While approaching the second anniversary of the EU-Turkey Deal that was signed in March 2016, it continues to be disputed: Laura Batalla, the Secretary-General of the European Parliament Turkey Forum for example speaks of open questions “regarding its compliance with international law and the effective protection of refugees”. However, other EU institutions seem to be satisfied of its implementation: The EU ambassador in Turkey, Christian Berger declared that in the framework of the deal, 1.500 people have been returned from the Greek islands to Turkey and more than 11.700 people have been resettled to EU countries from Turkey by the end of 2017.

Continue reading HAREKACT NEWSLETTER – III

Second HarekAct Newsletter out!

** German version below / Deutsche Version weiter unten **

This newsletter has been published as part of the bordermonitoring.eu newsletter, which is – for now – available in German only.

EU-Turkey Deal 

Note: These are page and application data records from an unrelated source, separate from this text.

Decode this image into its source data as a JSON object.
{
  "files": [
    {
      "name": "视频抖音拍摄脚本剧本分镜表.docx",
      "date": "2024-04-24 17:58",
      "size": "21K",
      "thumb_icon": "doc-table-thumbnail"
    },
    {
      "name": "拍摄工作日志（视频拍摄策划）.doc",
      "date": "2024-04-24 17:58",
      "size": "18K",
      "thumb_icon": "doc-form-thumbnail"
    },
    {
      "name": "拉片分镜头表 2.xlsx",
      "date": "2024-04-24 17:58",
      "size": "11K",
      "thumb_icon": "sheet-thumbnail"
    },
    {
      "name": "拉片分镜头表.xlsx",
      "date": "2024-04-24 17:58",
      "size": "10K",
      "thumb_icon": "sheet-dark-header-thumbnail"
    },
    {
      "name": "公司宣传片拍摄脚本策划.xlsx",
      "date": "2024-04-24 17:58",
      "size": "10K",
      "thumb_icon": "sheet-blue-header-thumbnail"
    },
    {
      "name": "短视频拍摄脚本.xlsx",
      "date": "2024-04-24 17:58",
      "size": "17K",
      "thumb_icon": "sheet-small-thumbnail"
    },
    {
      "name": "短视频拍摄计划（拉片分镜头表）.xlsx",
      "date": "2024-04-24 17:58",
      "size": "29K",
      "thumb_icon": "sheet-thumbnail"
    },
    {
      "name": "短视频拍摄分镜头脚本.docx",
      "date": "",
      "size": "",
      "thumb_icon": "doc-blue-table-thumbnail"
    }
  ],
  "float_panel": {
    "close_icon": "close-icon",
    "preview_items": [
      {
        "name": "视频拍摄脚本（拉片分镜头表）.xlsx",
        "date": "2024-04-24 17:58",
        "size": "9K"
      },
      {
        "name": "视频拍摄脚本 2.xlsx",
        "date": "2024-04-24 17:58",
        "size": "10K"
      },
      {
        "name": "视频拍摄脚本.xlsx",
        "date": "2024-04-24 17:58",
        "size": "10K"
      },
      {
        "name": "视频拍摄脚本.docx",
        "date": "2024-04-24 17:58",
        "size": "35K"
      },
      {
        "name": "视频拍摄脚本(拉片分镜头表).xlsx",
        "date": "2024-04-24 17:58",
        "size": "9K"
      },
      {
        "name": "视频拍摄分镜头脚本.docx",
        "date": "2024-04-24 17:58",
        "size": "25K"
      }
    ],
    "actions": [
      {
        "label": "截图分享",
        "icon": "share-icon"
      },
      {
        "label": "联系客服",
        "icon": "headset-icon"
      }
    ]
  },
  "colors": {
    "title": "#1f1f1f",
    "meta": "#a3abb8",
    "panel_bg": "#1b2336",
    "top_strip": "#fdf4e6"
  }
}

The EU Commission has presented its 7th report on the EU-Turkey deal in September – and celebrates that, according to their estimation, still relatively few refugees arrive in Greece, while almost 10,000 Syrians have been resettled in the EU. In the light of the more than three million Syrians having found their way into Turkey, 10,000 people is a ludicrously little contribution of a political community of 500 million EU citizens. We have already reported on the negative consequences of the dirty deal in our first newsletter.

Continue reading Second HarekAct Newsletter out!

Abstract from the borderline-europe newsletter on HarekAct

borderline-europe published a part about HarekAct and the developments of the last two month regarding the Turkish migration regime and the EU-Turkey Deal in their last newsletter. We translated it into English. Read the German version below.

Last July, we already presented the collective blog project HarekAct, which bordermonitoring.eu, GAR, kritnet, Mülteci-Der and borderline-europe maintain in collaboration. The blog has been online now for almost one year and is presenting critical and up-to-date information and analyses about the European-Turkish border regime, focussing on the migration collaboration between the EU and Turkey as well as on the realities of life of refugees and migrants in Turkey. Continue reading Abstract from the borderline-europe newsletter on HarekAct